Today the Federal Reserve reported that industrial production figures for May are down 0.1 percent after having gained 1.0 percent in April. While total industrial production in May was 4.7 percent higher than in the previous year, the capacity utilization rate for total industry declined 0.2 percentage point to 79.0 percent, a rate 1.3 percentage points below its long-run (1972—2011) average.
May’s 0.4 percent decrease for manufacturing production partially reversed the large increase that occurred in April. As a whole, both durable and nondurable goods production fell in May.
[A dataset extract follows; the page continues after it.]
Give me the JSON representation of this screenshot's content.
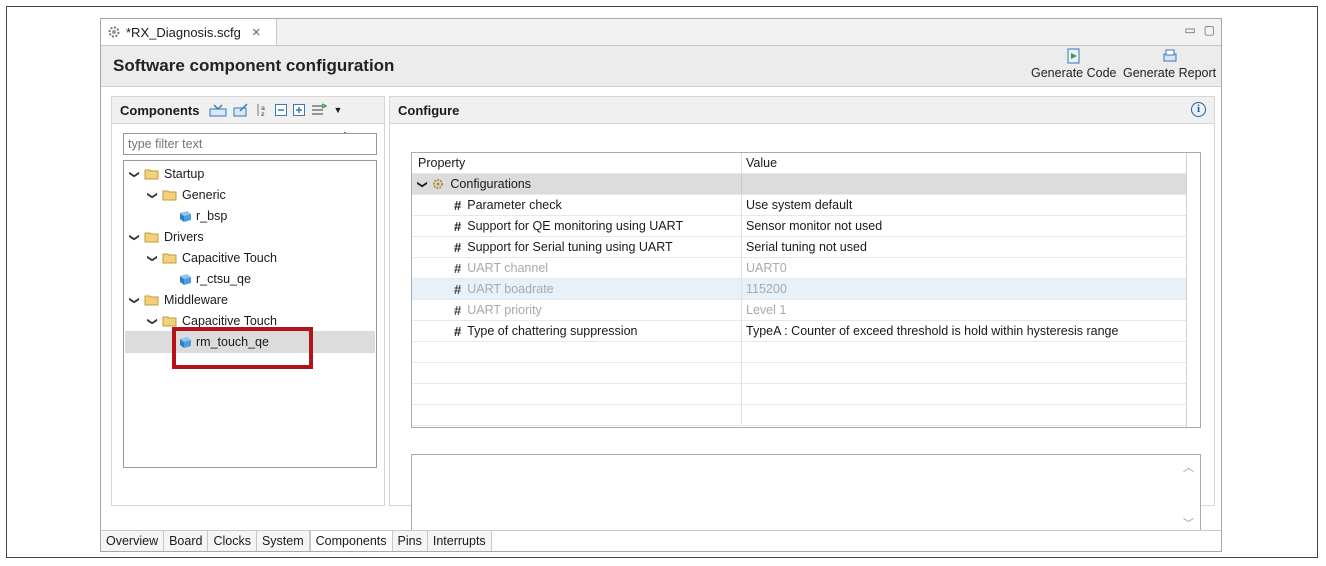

The production index for durable goods declined 0.5 percent after a gain of 1.4 percent in the previous month. The capacity utilization for durable goods manufacturing was 78.0 percent, a rate 5.0 percentage points higher than the previous year and 0.9 percentage point above its long-run average. The largest increase among major durable goods industries was for wood products (up 1.0 percent) and smaller gains were recorded by fabricated metals; electrical equipment, appliances, and components; and miscellaneous manufacturing. Industries with decreases of more than 1.0 percent included nonmetallic mineral products, primary metals, motor vehicles and parts, and furniture and related products. The production of non-durables decreased by 0.2 percent, making May the third consecutive month without a gain for non-durables despite increases of around 1.0 percent in apparel, leather, petroleum and coal products.
Overall, the index for Manufacturing in May was 5.2 percent above the previous year level, reflecting a longer-term positive trend.